__Provided material__
= = = = =
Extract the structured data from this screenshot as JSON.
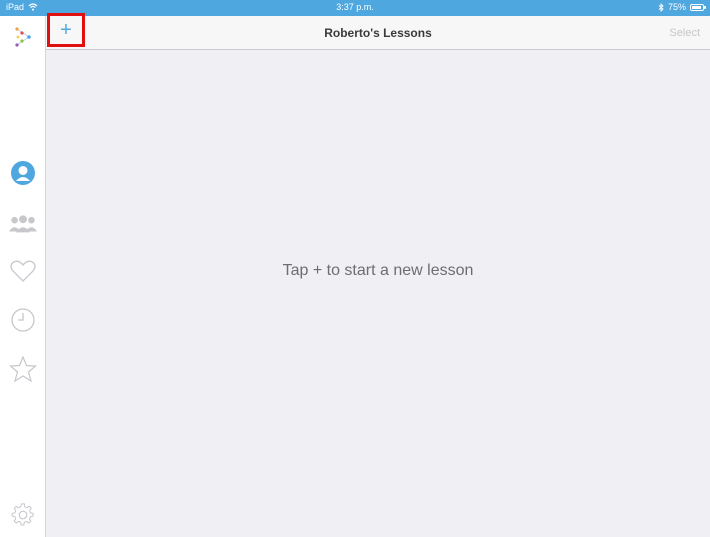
{
  "status_bar": {
    "device": "iPad",
    "time": "3:37 p.m.",
    "battery": "75%",
    "battery_level": 0.75
  },
  "nav": {
    "title": "Roberto's Lessons",
    "add_label": "+",
    "select_label": "Select"
  },
  "main": {
    "empty_message": "Tap + to start a new lesson"
  },
  "sidebar": {
    "items": [
      {
        "icon": "person-icon",
        "active": true
      },
      {
        "icon": "group-icon",
        "active": false
      },
      {
        "icon": "heart-icon",
        "active": false
      },
      {
        "icon": "clock-icon",
        "active": false
      },
      {
        "icon": "star-icon",
        "active": false
      },
      {
        "icon": "gear-icon",
        "active": false
      }
    ]
  },
  "colors": {
    "accent": "#4fa7e0",
    "highlight_box": "#e01010",
    "inactive_icon": "#c7c7cc"
  }
}
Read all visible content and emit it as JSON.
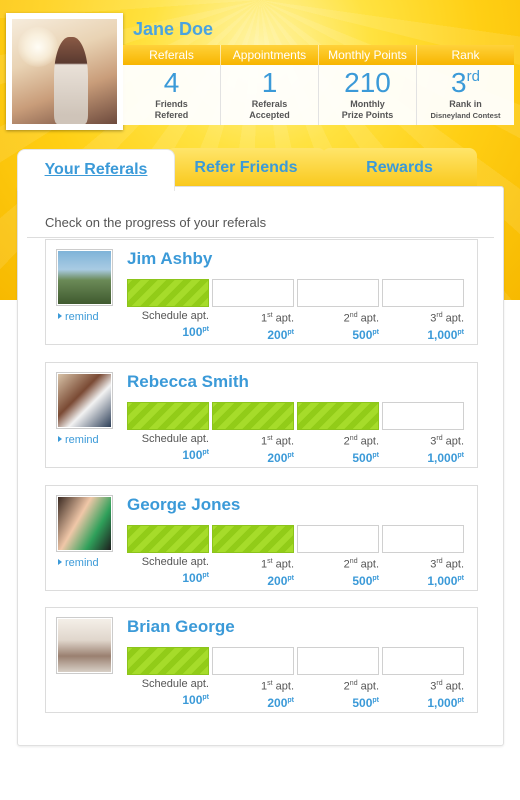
{
  "user": {
    "name": "Jane Doe",
    "avatar_icon": "profile-photo"
  },
  "stats": {
    "headers": [
      "Referals",
      "Appointments",
      "Monthly Points",
      "Rank"
    ],
    "items": [
      {
        "value": "4",
        "label1": "Friends",
        "label2": "Refered"
      },
      {
        "value": "1",
        "label1": "Referals",
        "label2": "Accepted"
      },
      {
        "value": "210",
        "label1": "Monthly",
        "label2": "Prize Points"
      },
      {
        "value": "3",
        "sup": "rd",
        "label1": "Rank in",
        "label2": "Disneyland Contest"
      }
    ]
  },
  "tabs": [
    {
      "label": "Your Referals",
      "active": true
    },
    {
      "label": "Refer Friends",
      "active": false
    },
    {
      "label": "Rewards",
      "active": false
    }
  ],
  "panel": {
    "subtitle": "Check on the progress of your referals"
  },
  "steps": [
    {
      "label": "Schedule apt.",
      "pre": "",
      "sup": "",
      "suffix": "",
      "points": "100",
      "unit": "pt"
    },
    {
      "label": "",
      "pre": "1",
      "sup": "st",
      "suffix": " apt.",
      "points": "200",
      "unit": "pt"
    },
    {
      "label": "",
      "pre": "2",
      "sup": "nd",
      "suffix": " apt.",
      "points": "500",
      "unit": "pt"
    },
    {
      "label": "",
      "pre": "3",
      "sup": "rd",
      "suffix": " apt.",
      "points": "1,000",
      "unit": "pt"
    }
  ],
  "referrals": [
    {
      "name": "Jim Ashby",
      "completed": 1,
      "remind": "remind"
    },
    {
      "name": "Rebecca Smith",
      "completed": 3,
      "remind": "remind"
    },
    {
      "name": "George Jones",
      "completed": 2,
      "remind": "remind"
    },
    {
      "name": "Brian George",
      "completed": 1,
      "remind": ""
    }
  ],
  "colors": {
    "accent": "#3b9ad8",
    "progress": "#a6dc2a",
    "hero": "#ffd01a"
  }
}
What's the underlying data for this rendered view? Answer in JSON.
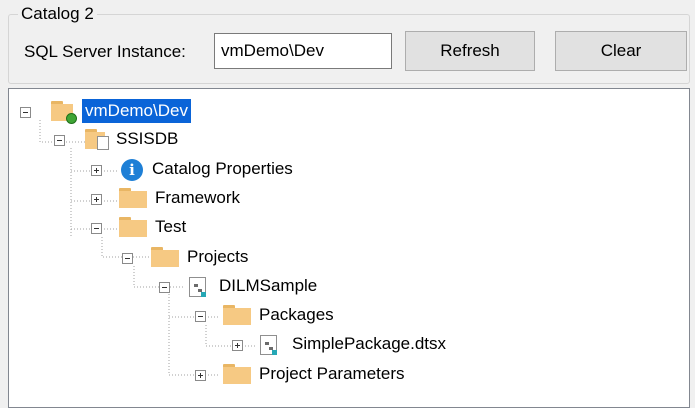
{
  "catalog": {
    "group_title": "Catalog 2",
    "instance_label": "SQL Server Instance:",
    "instance_value": "vmDemo\\Dev",
    "refresh_label": "Refresh",
    "clear_label": "Clear"
  },
  "tree": {
    "server": {
      "label": "vmDemo\\Dev",
      "icon": "server-folder-icon"
    },
    "ssisdb": {
      "label": "SSISDB",
      "icon": "database-icon"
    },
    "catalog_properties": {
      "label": "Catalog Properties",
      "icon": "info-icon"
    },
    "framework": {
      "label": "Framework",
      "icon": "folder-icon"
    },
    "test": {
      "label": "Test",
      "icon": "folder-icon"
    },
    "projects": {
      "label": "Projects",
      "icon": "folder-icon"
    },
    "dilmsample": {
      "label": "DILMSample",
      "icon": "project-icon"
    },
    "packages": {
      "label": "Packages",
      "icon": "folder-icon"
    },
    "simplepackage": {
      "label": "SimplePackage.dtsx",
      "icon": "package-icon"
    },
    "project_parameters": {
      "label": "Project Parameters",
      "icon": "folder-icon"
    }
  },
  "colors": {
    "selection": "#0a64d8",
    "folder": "#f6c983",
    "info": "#1e7fd6"
  }
}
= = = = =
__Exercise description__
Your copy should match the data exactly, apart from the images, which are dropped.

__Answer space__
Extract the structured data from this screenshot as JSON.
{
  "status_bar": {
    "device": "iPad",
    "time": "3:37 p.m.",
    "battery": "75%",
    "battery_level": 0.75
  },
  "nav": {
    "title": "Roberto's Lessons",
    "add_label": "+",
    "select_label": "Select"
  },
  "main": {
    "empty_message": "Tap + to start a new lesson"
  },
  "sidebar": {
    "items": [
      {
        "icon": "person-icon",
        "active": true
      },
      {
        "icon": "group-icon",
        "active": false
      },
      {
        "icon": "heart-icon",
        "active": false
      },
      {
        "icon": "clock-icon",
        "active": false
      },
      {
        "icon": "star-icon",
        "active": false
      },
      {
        "icon": "gear-icon",
        "active": false
      }
    ]
  },
  "colors": {
    "accent": "#4fa7e0",
    "highlight_box": "#e01010",
    "inactive_icon": "#c7c7cc"
  }
}
Read all visible content and emit it as JSON.
{
  "user": {
    "name": "Jane Doe",
    "avatar_icon": "profile-photo"
  },
  "stats": {
    "headers": [
      "Referals",
      "Appointments",
      "Monthly Points",
      "Rank"
    ],
    "items": [
      {
        "value": "4",
        "label1": "Friends",
        "label2": "Refered"
      },
      {
        "value": "1",
        "label1": "Referals",
        "label2": "Accepted"
      },
      {
        "value": "210",
        "label1": "Monthly",
        "label2": "Prize Points"
      },
      {
        "value": "3",
        "sup": "rd",
        "label1": "Rank in",
        "label2": "Disneyland Contest"
      }
    ]
  },
  "tabs": [
    {
      "label": "Your Referals",
      "active": true
    },
    {
      "label": "Refer Friends",
      "active": false
    },
    {
      "label": "Rewards",
      "active": false
    }
  ],
  "panel": {
    "subtitle": "Check on the progress of your referals"
  },
  "steps": [
    {
      "label": "Schedule apt.",
      "pre": "",
      "sup": "",
      "suffix": "",
      "points": "100",
      "unit": "pt"
    },
    {
      "label": "",
      "pre": "1",
      "sup": "st",
      "suffix": " apt.",
      "points": "200",
      "unit": "pt"
    },
    {
      "label": "",
      "pre": "2",
      "sup": "nd",
      "suffix": " apt.",
      "points": "500",
      "unit": "pt"
    },
    {
      "label": "",
      "pre": "3",
      "sup": "rd",
      "suffix": " apt.",
      "points": "1,000",
      "unit": "pt"
    }
  ],
  "referrals": [
    {
      "name": "Jim Ashby",
      "completed": 1,
      "remind": "remind"
    },
    {
      "name": "Rebecca Smith",
      "completed": 3,
      "remind": "remind"
    },
    {
      "name": "George Jones",
      "completed": 2,
      "remind": "remind"
    },
    {
      "name": "Brian George",
      "completed": 1,
      "remind": ""
    }
  ],
  "colors": {
    "accent": "#3b9ad8",
    "progress": "#a6dc2a",
    "hero": "#ffd01a"
  }
}
What's the underlying data for this rendered view? Answer in JSON.
{
  "catalog": {
    "group_title": "Catalog 2",
    "instance_label": "SQL Server Instance:",
    "instance_value": "vmDemo\\Dev",
    "refresh_label": "Refresh",
    "clear_label": "Clear"
  },
  "tree": {
    "server": {
      "label": "vmDemo\\Dev",
      "icon": "server-folder-icon"
    },
    "ssisdb": {
      "label": "SSISDB",
      "icon": "database-icon"
    },
    "catalog_properties": {
      "label": "Catalog Properties",
      "icon": "info-icon"
    },
    "framework": {
      "label": "Framework",
      "icon": "folder-icon"
    },
    "test": {
      "label": "Test",
      "icon": "folder-icon"
    },
    "projects": {
      "label": "Projects",
      "icon": "folder-icon"
    },
    "dilmsample": {
      "label": "DILMSample",
      "icon": "project-icon"
    },
    "packages": {
      "label": "Packages",
      "icon": "folder-icon"
    },
    "simplepackage": {
      "label": "SimplePackage.dtsx",
      "icon": "package-icon"
    },
    "project_parameters": {
      "label": "Project Parameters",
      "icon": "folder-icon"
    }
  },
  "colors": {
    "selection": "#0a64d8",
    "folder": "#f6c983",
    "info": "#1e7fd6"
  }
}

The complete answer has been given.